Locate the word "description" in the entries below, then gather every line that holds it.

━━━━━━━━

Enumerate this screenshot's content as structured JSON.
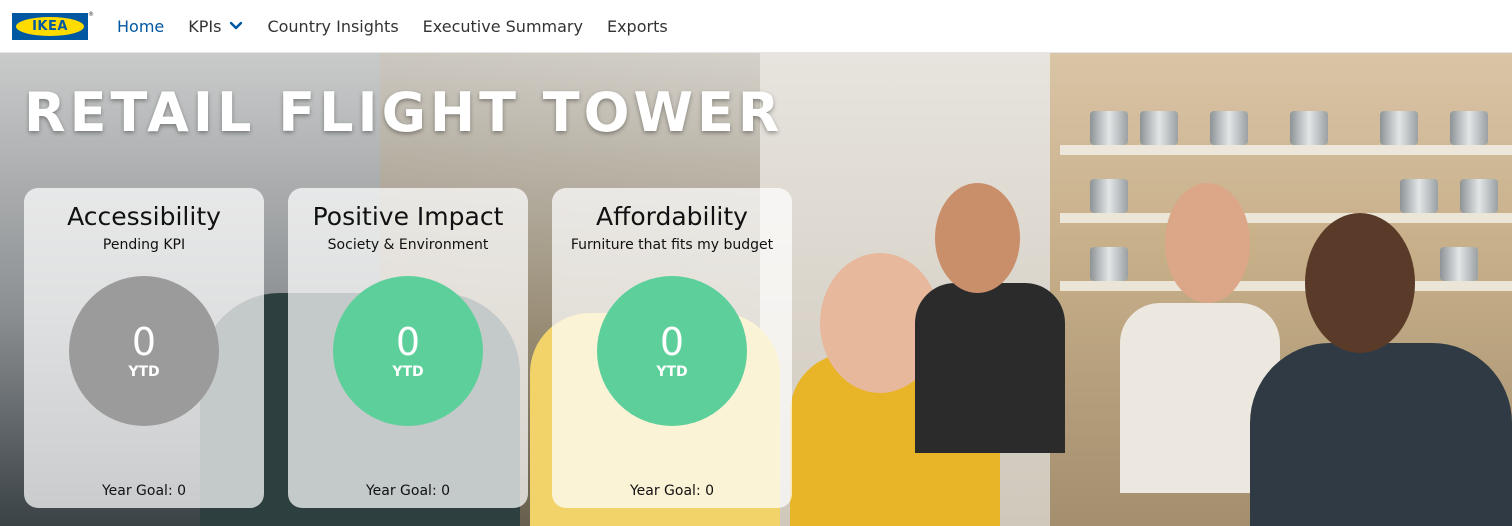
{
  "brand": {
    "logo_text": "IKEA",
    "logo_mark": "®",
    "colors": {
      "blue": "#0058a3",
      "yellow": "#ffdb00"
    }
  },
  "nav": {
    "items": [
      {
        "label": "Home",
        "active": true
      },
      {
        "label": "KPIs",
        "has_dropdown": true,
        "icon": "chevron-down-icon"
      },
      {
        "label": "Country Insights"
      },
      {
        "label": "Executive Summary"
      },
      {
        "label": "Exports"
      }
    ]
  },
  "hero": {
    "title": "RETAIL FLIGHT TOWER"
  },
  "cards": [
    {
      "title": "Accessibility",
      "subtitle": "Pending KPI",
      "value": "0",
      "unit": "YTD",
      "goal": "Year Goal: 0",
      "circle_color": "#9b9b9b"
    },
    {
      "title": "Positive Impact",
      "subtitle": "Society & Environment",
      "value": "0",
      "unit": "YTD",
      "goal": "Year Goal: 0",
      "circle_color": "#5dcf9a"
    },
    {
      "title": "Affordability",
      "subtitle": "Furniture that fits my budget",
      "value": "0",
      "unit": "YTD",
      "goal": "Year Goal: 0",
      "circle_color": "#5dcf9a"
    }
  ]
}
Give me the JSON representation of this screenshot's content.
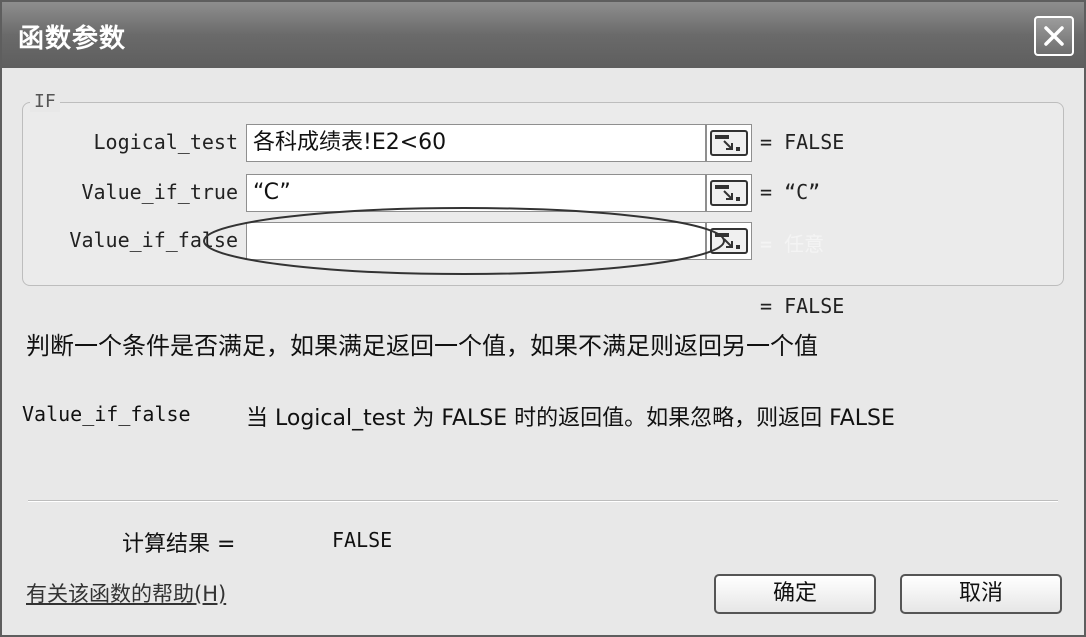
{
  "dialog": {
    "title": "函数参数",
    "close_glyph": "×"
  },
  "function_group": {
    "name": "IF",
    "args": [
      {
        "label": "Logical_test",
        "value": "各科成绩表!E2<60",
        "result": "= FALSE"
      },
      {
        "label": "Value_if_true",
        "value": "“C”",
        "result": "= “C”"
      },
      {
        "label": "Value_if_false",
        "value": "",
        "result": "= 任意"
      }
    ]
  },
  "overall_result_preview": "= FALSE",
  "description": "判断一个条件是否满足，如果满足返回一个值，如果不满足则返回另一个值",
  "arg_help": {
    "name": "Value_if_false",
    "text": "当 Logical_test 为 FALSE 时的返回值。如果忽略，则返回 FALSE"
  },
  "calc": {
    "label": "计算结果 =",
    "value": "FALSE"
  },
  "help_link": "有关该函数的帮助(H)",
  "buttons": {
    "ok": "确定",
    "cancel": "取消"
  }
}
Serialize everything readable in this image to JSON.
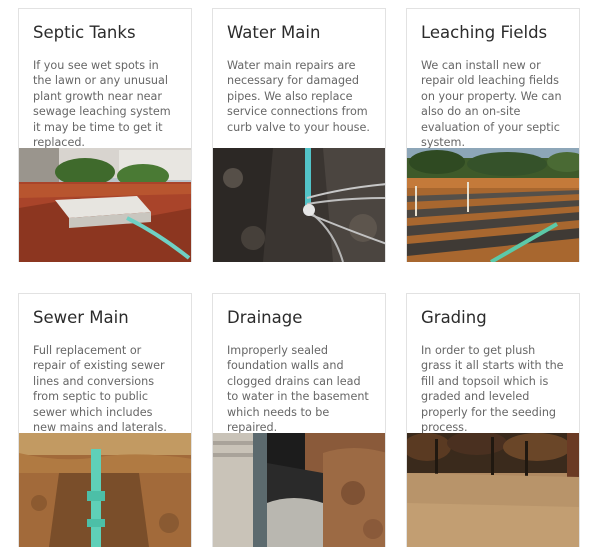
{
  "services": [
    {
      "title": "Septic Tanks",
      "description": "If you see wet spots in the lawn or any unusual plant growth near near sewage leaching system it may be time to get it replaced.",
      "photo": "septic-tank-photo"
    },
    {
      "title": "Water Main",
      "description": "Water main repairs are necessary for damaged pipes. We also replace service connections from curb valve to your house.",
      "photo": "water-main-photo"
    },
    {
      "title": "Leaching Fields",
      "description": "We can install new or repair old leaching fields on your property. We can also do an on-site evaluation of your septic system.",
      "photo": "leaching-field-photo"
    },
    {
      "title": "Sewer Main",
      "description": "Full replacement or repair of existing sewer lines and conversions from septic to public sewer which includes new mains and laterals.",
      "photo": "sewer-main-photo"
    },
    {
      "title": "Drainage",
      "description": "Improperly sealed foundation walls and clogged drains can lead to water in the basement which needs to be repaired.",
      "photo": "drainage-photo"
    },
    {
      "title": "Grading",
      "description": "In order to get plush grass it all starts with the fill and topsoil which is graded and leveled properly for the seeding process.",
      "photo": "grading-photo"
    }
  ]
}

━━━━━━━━

Response box:
  "description": "判断一个条件是否满足，如果满足返回一个值，如果不满足则返回另一个值",
      "description": "If you see wet spots in the lawn or any unusual plant growth near near sewage leaching system it may be time to get it replaced.",
      "description": "Water main repairs are necessary for damaged pipes. We also replace service connections from curb valve to your house.",
      "description": "We can install new or repair old leaching fields on your property. We can also do an on-site evaluation of your septic system.",
      "description": "Full replacement or repair of existing sewer lines and conversions from septic to public sewer which includes new mains and laterals.",
      "description": "Improperly sealed foundation walls and clogged drains can lead to water in the basement which needs to be repaired.",
      "description": "In order to get plush grass it all starts with the fill and topsoil which is graded and leveled properly for the seeding process.",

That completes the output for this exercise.